#### [WORK INSTRUCTIONS]
Gather all lines in the records below that include the word "Computer".

------ GIVEN RECORDS

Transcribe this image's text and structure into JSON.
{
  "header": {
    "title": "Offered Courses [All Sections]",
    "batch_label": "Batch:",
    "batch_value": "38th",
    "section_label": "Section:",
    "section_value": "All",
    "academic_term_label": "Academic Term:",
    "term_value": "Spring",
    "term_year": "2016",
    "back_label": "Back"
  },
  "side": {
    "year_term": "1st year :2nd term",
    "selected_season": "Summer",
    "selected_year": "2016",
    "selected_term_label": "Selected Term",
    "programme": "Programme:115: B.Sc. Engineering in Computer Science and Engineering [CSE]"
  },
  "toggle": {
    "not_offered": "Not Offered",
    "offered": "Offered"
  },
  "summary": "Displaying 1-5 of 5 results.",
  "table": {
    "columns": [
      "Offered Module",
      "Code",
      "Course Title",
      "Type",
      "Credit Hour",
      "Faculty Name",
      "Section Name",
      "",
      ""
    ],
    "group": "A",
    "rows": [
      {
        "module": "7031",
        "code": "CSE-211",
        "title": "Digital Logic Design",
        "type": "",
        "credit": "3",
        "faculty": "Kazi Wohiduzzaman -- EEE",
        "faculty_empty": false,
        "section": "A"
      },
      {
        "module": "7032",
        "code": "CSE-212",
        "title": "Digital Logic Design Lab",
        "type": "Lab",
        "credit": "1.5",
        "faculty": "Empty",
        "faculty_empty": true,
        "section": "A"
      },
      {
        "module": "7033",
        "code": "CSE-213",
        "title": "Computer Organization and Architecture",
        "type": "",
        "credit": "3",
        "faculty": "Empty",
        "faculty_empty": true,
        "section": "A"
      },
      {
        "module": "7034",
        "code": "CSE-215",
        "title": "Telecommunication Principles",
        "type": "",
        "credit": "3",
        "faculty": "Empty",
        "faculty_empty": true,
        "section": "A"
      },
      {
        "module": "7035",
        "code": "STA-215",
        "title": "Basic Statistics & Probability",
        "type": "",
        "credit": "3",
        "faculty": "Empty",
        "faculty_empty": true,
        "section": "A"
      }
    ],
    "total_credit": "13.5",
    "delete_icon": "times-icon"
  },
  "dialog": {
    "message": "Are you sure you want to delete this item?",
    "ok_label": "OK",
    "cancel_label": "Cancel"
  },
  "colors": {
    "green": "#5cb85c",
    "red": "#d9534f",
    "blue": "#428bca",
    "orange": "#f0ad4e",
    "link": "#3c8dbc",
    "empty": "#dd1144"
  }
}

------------

#### [RESULT]
    "programme": "Programme:115: B.Sc. Engineering in Computer Science and Engineering [CSE]"
        "title": "Computer Organization and Architecture",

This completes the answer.